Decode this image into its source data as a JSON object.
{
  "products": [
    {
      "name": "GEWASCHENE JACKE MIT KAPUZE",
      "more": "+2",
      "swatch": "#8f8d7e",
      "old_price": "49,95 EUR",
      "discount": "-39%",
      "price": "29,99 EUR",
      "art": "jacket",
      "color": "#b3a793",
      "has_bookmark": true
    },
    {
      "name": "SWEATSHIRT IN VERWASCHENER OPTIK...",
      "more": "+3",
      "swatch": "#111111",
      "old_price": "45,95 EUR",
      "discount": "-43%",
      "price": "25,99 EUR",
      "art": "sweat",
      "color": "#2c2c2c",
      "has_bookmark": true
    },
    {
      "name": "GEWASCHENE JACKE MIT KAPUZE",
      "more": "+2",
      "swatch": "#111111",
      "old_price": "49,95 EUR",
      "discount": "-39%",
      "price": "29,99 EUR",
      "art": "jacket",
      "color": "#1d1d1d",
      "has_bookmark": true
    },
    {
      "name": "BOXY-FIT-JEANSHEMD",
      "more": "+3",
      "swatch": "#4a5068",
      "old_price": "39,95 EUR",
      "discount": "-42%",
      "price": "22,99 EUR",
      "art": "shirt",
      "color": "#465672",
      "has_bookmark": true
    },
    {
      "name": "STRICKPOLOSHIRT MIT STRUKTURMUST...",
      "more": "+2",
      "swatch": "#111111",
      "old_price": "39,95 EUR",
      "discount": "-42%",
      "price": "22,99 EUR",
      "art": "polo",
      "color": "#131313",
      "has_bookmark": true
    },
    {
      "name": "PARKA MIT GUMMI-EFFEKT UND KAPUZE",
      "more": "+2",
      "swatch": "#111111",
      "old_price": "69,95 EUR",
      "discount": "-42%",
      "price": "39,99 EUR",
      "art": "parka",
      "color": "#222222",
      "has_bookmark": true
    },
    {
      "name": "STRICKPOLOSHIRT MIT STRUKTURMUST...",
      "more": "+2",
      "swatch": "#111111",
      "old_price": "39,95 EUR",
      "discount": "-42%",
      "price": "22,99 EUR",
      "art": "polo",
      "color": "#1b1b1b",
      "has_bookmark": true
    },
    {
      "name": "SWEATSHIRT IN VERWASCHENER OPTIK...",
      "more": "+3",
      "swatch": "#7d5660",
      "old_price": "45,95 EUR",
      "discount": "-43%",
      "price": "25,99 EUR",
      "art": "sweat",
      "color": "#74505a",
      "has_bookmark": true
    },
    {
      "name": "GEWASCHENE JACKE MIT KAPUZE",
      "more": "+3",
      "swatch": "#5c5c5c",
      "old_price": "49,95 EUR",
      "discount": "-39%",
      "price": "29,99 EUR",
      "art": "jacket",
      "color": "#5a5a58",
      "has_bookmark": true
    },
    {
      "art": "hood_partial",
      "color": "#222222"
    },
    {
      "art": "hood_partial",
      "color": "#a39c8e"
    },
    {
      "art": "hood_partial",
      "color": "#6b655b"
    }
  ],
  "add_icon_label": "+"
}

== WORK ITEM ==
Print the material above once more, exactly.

== RESULT ==
Decode this image into its source data as a JSON object.
{
  "products": [
    {
      "name": "GEWASCHENE JACKE MIT KAPUZE",
      "more": "+2",
      "swatch": "#8f8d7e",
      "old_price": "49,95 EUR",
      "discount": "-39%",
      "price": "29,99 EUR",
      "art": "jacket",
      "color": "#b3a793",
      "has_bookmark": true
    },
    {
      "name": "SWEATSHIRT IN VERWASCHENER OPTIK...",
      "more": "+3",
      "swatch": "#111111",
      "old_price": "45,95 EUR",
      "discount": "-43%",
      "price": "25,99 EUR",
      "art": "sweat",
      "color": "#2c2c2c",
      "has_bookmark": true
    },
    {
      "name": "GEWASCHENE JACKE MIT KAPUZE",
      "more": "+2",
      "swatch": "#111111",
      "old_price": "49,95 EUR",
      "discount": "-39%",
      "price": "29,99 EUR",
      "art": "jacket",
      "color": "#1d1d1d",
      "has_bookmark": true
    },
    {
      "name": "BOXY-FIT-JEANSHEMD",
      "more": "+3",
      "swatch": "#4a5068",
      "old_price": "39,95 EUR",
      "discount": "-42%",
      "price": "22,99 EUR",
      "art": "shirt",
      "color": "#465672",
      "has_bookmark": true
    },
    {
      "name": "STRICKPOLOSHIRT MIT STRUKTURMUST...",
      "more": "+2",
      "swatch": "#111111",
      "old_price": "39,95 EUR",
      "discount": "-42%",
      "price": "22,99 EUR",
      "art": "polo",
      "color": "#131313",
      "has_bookmark": true
    },
    {
      "name": "PARKA MIT GUMMI-EFFEKT UND KAPUZE",
      "more": "+2",
      "swatch": "#111111",
      "old_price": "69,95 EUR",
      "discount": "-42%",
      "price": "39,99 EUR",
      "art": "parka",
      "color": "#222222",
      "has_bookmark": true
    },
    {
      "name": "STRICKPOLOSHIRT MIT STRUKTURMUST...",
      "more": "+2",
      "swatch": "#111111",
      "old_price": "39,95 EUR",
      "discount": "-42%",
      "price": "22,99 EUR",
      "art": "polo",
      "color": "#1b1b1b",
      "has_bookmark": true
    },
    {
      "name": "SWEATSHIRT IN VERWASCHENER OPTIK...",
      "more": "+3",
      "swatch": "#7d5660",
      "old_price": "45,95 EUR",
      "discount": "-43%",
      "price": "25,99 EUR",
      "art": "sweat",
      "color": "#74505a",
      "has_bookmark": true
    },
    {
      "name": "GEWASCHENE JACKE MIT KAPUZE",
      "more": "+3",
      "swatch": "#5c5c5c",
      "old_price": "49,95 EUR",
      "discount": "-39%",
      "price": "29,99 EUR",
      "art": "jacket",
      "color": "#5a5a58",
      "has_bookmark": true
    },
    {
      "art": "hood_partial",
      "color": "#222222"
    },
    {
      "art": "hood_partial",
      "color": "#a39c8e"
    },
    {
      "art": "hood_partial",
      "color": "#6b655b"
    }
  ],
  "add_icon_label": "+"
}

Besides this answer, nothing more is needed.